I am wanting some details...

I am talking with a very large team of 3 (corner office types). They are
targeting a specific market and I have some strong conections in that
market.

What type of things should I ask or bring up?

JCadieux's picture
Offline
Joined: 2005-01-23

Boomer wrote:If a young broker was to start with a team....what would be a fair setup?

I am wanting some details...

I am talking with a very large team of 3 (corner office types). They are
targeting a specific market and I have some strong conections in that market.

What type of things should I ask or bring up?This board needs a FAQ page.  The same questions keep coming up.I did a search for the word "Team" in posting subjects and came up with nine threads with over 100 replies in them.  Here's a quick cut and paste from one of my previous posts:(Note, highlighting added because I cut this from search results...)-----------------------------------------Starting in a team can be an excellent place to begin your career.  But almost no entry-level advisors can get onto a team without some major compromises.Be sure to read your teaming agreement carefully.  Consult a lawyer too.  There are several issues that should be addressed.Be
sure you know your role going in.  Some "junior partners" end up being
no more than sales assistants.  Who owns your book?  Do you get
production credit?  How will your performance be reported to the firm? 
Can you leave the partnership and bring your clients with you?I know several trainee-level team
members who worked for a large firm that recently trimmed
"underperformers" in its training program.  A number of these brokers
were surprised to discover that most of their production credit had
gone to the senior team members.  They were terminated as underperformers for that reason.It's probably better to establish yourself as in individual producer first.  Then you'll be able to enter the team as an equal partner, not a junior one.

  • Is the deal balanced?  Will your contribution roughly equal your split percentage?
  • What contribution will the team make to you?  Is there a synergy that will make the team more than the sum of its parts?  If not, then you may be better off on your own.
  • Is the small print acceptable to you?  Do you understand it all?  If not, then get legal advice.
  • Would you trust all of these guys with your checkbook?  Your car keys?  Your family?  If not, then think very hard about this.

Also,
keep in mind that I'm a recruiter, not a FA.  This means I've seen a
LOT of brokers and done a LOT of deals.  But my experience is limited
when it comes to living with a team in the long-term.Anyway, hope this helps.

BondGuy's picture
Offline
Joined: 2006-09-21

These are business partners you are evaluating.
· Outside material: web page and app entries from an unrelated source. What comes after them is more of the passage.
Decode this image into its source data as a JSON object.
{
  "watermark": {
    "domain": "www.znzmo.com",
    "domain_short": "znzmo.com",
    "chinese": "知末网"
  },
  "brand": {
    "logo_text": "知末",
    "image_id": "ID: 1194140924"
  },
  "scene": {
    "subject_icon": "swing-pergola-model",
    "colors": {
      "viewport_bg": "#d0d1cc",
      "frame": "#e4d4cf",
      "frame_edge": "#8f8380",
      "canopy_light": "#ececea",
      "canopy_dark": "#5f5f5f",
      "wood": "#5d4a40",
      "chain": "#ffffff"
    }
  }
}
Much like a marriage this has to work on many different levels. You and your partners need to be a match for each other, have complementary work habits, business ethics , and a shared vision of the future.
Many of these relationships are traditional hunter-skinner type of partnerships. The younger FA is usually the hunter, delivering the meat to the table, where the Senior Broker- Skinner  takes over and makes a meal out of it. Fortunately, the hunter's job is the easier of the two positions. It takes talent and experience to turn prospects into satisfied paying clients. Younger hunters lack this experience and need to find their talent. Unfortunately, because the hunter position is the easier of the two, hunters can lead short unhappy lives as they are more easily replaced. Within a partnership it is important to outline expectations in writing before you walk through the front door on day one. This includes a job description for all team members. This makes everyone's job clear cut. If the Senoir partners want to add to your workload down the road, time to revisit the partnership agreement. Everything has a price. More work equals more M-U-N-Y.
 Put all the details in writting including the terms of a divorce.

vbrainy's picture
Offline
Joined: 2006-07-26

Most every successful advisor I have seen is very self centered and selfish.  Honestly.  Never assume they are trying to help you out of the goodness of their heart.  Like someone else said, they are bringing you on for their benefit.  Make sure your eyes are wide open.

Please or Register to post comments.

Industry Newsletters
Careers Category Sponsor Links

Sponsored Introduction Continue on to (or wait seconds) ×